Reusable hydration brands fit in the crux of sustainability and self-care as consumers track water intake to help curb the 2pm munchies, chug still-cold water after a long outdoor run or bring coffee from home in reusable containers versus going to Starbucks. As a result, this shift in healthier behavior for both the individual and the planet has created a strong need state for reusable containers as well as water sources. For example, while many buildings and public spaces have freely accessible water fountains, they are often viewed as dirty and unsanitary. In fact, many New Yorkers dislike public water so much that a startup called Reefill employs a monthly subscription model that grants access to “premium” water for users all across the city’s cafés. Paying extra for water, which is normally free, because consumers believe it’s better can be considered the epitome of “self-care.”

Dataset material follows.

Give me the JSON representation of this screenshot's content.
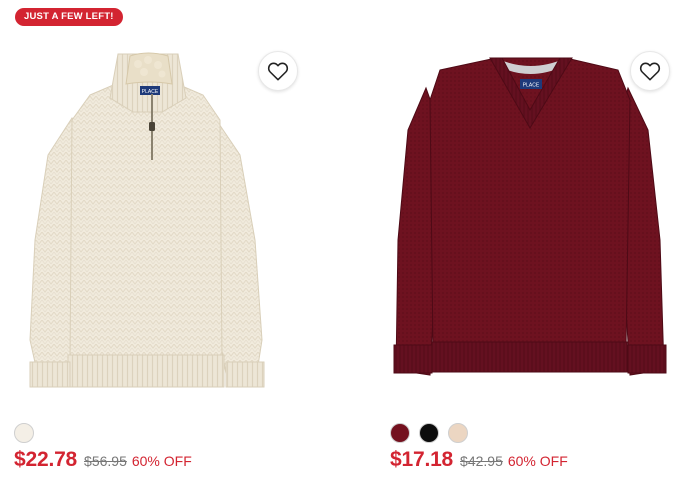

Hydration is functional, pure and simple: water in and water out. However, hydration bottles are judged by a different standard: sustainability. Delivering these goals while still maintaining transparency about materials and product sourcing give cause for celebration, but if brands fail to deliver they will quickly find themselves in the ire of a public backlash. One opportunity for brands is to develop a closed-loop system where products are created using recycled materials in a zero-waste setting. For example, Loop is a service that allows customers to purchase everyday products in reusable containers that are shipped in a zero-waste delivery system and eliminate disposable, single-use shipping materials. Once empty, the customer ships back the used product to be cleaned, refilled, and sent off again. The Loop system has a lower environmental impact by over 20% when compared to traditional retailer models. Long Trail Sustainability, a third-party verification group, has shown that transportation is not the biggest driver of environmental impacts compared to the energy and resources used to create product and single-use packaging. A subscription-based service similar to Loop could serve a functional purpose of creating a continuous revenue stream while protecting and promoting environmental standards.

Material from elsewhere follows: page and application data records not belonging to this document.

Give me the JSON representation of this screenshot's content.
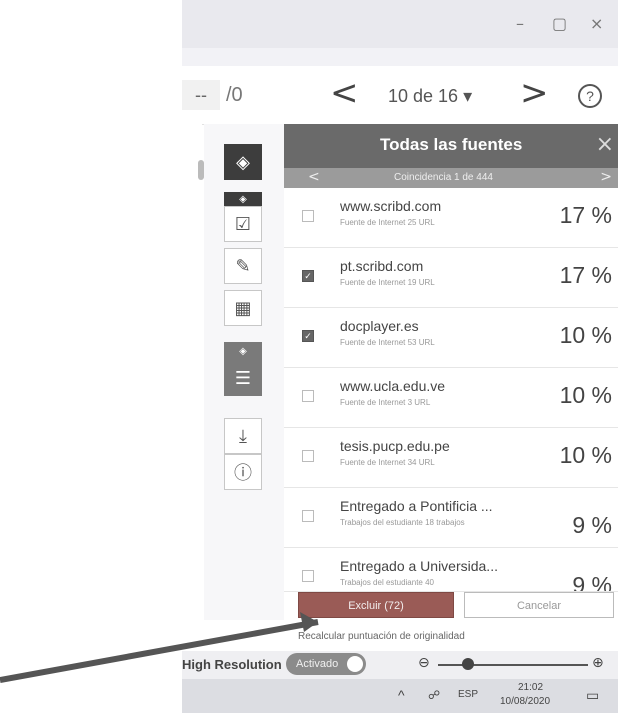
{
  "window": {
    "minimize_glyph": "–",
    "maximize_glyph": "▢",
    "close_glyph": "×"
  },
  "toolbar": {
    "page_input_value": "--",
    "page_total": "/0",
    "prev_glyph": "<",
    "next_glyph": ">",
    "page_selector": "10 de 16 ▾",
    "help_glyph": "?"
  },
  "panel": {
    "title": "Todas las fuentes",
    "close_glyph": "×",
    "prev_glyph": "<",
    "next_glyph": ">",
    "match_text": "Coincidencia 1 de 444",
    "sources": [
      {
        "name": "www.scribd.com",
        "type": "Fuente de Internet  25 URL",
        "percent": "17 %",
        "checked": false
      },
      {
        "name": "pt.scribd.com",
        "type": "Fuente de Internet  19 URL",
        "percent": "17 %",
        "checked": true
      },
      {
        "name": "docplayer.es",
        "type": "Fuente de Internet  53 URL",
        "percent": "10 %",
        "checked": true
      },
      {
        "name": "www.ucla.edu.ve",
        "type": "Fuente de Internet  3 URL",
        "percent": "10 %",
        "checked": false
      },
      {
        "name": "tesis.pucp.edu.pe",
        "type": "Fuente de Internet  34 URL",
        "percent": "10 %",
        "checked": false
      },
      {
        "name": "Entregado a Pontificia ...",
        "type": "Trabajos del estudiante  18 trabajos",
        "percent": "9 %",
        "checked": false
      },
      {
        "name": "Entregado a Universida...",
        "type": "Trabajos del estudiante  40",
        "percent": "9 %",
        "checked": false
      }
    ],
    "exclude_label": "Excluir (72)",
    "cancel_label": "Cancelar",
    "recalc_label": "Recalcular puntuación de originalidad"
  },
  "bottom": {
    "high_resolution_label": "High Resolution",
    "toggle_label": "Activado",
    "toggle_on": true,
    "zoom_level": 0.2,
    "zoom_out_glyph": "⊖",
    "zoom_in_glyph": "⊕"
  },
  "taskbar": {
    "chevron": "^",
    "language": "ESP",
    "time": "21:02",
    "date": "10/08/2020"
  },
  "colors": {
    "panel_header": "#6a6a6a",
    "exclude_button": "#9a5b56",
    "arrow": "#555555"
  }
}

One brand that has successfully made the transition from a legacy to a self-care and sustainable brand is Thermos. From its origins, Thermos has always been the leader in insulated home goods. When Thermos came to Kaleidoscope to retain this leadership position in our changing retail market, we were excited to solve the challenge of balancing the right amounts of heritage, sustainability, and a beautiful design, so consumers could become better versions of themselves and look good while doing it. Our key strategy was to ensure that the brand and consumer both felt like they had a role in the relationship. Enabling consumers’ voices (through qualitative and quantitative research) allowed pain points and obstacles to be easily discovered and resolved. For Thermos, it was not just the insulated products, brand reputation, or bottom line that was (and is) important; rather, it’s each and every customer. They strive to provide the best products for the best people and truly embody the ethos of “Protect what you love.”
Positive Perceptions Toward Refillable Water Bottles

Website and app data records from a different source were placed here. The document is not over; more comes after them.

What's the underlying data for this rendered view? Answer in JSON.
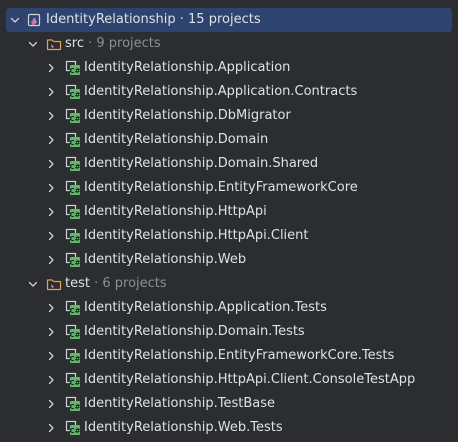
{
  "root": {
    "name": "IdentityRelationship",
    "meta": " · 15 projects",
    "icon": "solution-icon"
  },
  "folders": [
    {
      "name": "src",
      "meta": " · 9 projects",
      "icon": "folder-icon",
      "projects": [
        "IdentityRelationship.Application",
        "IdentityRelationship.Application.Contracts",
        "IdentityRelationship.DbMigrator",
        "IdentityRelationship.Domain",
        "IdentityRelationship.Domain.Shared",
        "IdentityRelationship.EntityFrameworkCore",
        "IdentityRelationship.HttpApi",
        "IdentityRelationship.HttpApi.Client",
        "IdentityRelationship.Web"
      ]
    },
    {
      "name": "test",
      "meta": " · 6 projects",
      "icon": "folder-icon",
      "projects": [
        "IdentityRelationship.Application.Tests",
        "IdentityRelationship.Domain.Tests",
        "IdentityRelationship.EntityFrameworkCore.Tests",
        "IdentityRelationship.HttpApi.Client.ConsoleTestApp",
        "IdentityRelationship.TestBase",
        "IdentityRelationship.Web.Tests"
      ]
    }
  ],
  "project_icon": "csharp-project-icon",
  "colors": {
    "background": "#2b2d30",
    "selection": "#2e436e",
    "text": "#dfe1e5",
    "muted": "#8c8f94",
    "csharp_green": "#5fb865",
    "folder_orange": "#e2a24b"
  }
}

“Growing interest in sustainability is motivating some consumers to increase their use of refillable water bottles. Overall, consumers perceive refillable water bottles as being better for the environment and a better value than packaged water.”
Mintel, “Still and Sparkling Water – US”, February 2019